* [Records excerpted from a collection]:
- - - - -
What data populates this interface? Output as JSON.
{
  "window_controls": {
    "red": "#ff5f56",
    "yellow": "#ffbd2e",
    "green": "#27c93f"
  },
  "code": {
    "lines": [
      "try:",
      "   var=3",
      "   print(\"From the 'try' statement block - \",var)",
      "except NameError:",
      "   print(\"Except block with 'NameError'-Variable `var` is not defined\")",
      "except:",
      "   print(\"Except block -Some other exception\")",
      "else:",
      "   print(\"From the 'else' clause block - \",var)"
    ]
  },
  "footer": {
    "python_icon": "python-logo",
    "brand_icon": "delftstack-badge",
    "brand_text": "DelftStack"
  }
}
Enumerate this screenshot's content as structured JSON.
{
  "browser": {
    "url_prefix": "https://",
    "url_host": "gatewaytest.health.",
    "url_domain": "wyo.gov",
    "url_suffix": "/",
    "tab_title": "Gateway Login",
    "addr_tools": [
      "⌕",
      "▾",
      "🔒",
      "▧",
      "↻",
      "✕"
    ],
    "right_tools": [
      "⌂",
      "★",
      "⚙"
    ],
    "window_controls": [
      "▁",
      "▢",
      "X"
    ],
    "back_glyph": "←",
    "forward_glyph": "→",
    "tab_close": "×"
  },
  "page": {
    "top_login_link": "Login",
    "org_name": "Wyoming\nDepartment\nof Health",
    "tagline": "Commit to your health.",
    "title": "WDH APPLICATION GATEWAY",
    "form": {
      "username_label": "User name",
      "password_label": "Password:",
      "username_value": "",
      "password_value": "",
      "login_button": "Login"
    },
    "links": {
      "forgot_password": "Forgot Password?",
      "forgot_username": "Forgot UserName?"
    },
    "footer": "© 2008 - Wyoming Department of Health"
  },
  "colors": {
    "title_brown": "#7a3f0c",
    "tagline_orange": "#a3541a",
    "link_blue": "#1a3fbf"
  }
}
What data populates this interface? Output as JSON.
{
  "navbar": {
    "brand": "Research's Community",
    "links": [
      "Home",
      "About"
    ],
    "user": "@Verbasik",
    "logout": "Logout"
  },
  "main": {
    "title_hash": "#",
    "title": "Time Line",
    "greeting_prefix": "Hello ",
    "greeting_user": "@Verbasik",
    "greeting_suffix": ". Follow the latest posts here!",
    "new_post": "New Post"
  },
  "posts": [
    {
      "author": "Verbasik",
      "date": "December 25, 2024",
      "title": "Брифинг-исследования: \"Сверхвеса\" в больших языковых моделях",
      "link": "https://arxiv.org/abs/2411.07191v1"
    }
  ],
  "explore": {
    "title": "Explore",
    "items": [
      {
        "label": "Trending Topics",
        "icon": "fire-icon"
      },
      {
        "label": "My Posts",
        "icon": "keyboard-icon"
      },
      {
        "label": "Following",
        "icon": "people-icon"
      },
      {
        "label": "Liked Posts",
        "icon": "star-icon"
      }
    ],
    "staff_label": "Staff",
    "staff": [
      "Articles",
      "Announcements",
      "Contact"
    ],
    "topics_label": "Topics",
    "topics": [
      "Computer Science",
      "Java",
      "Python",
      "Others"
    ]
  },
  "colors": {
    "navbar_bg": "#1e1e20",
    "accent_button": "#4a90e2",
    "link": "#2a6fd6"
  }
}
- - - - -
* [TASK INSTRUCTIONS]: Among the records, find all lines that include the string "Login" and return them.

* [SOLUTION TO THIS PROBLEM]:
    "tab_title": "Gateway Login",
    "top_login_link": "Login",
      "login_button": "Login"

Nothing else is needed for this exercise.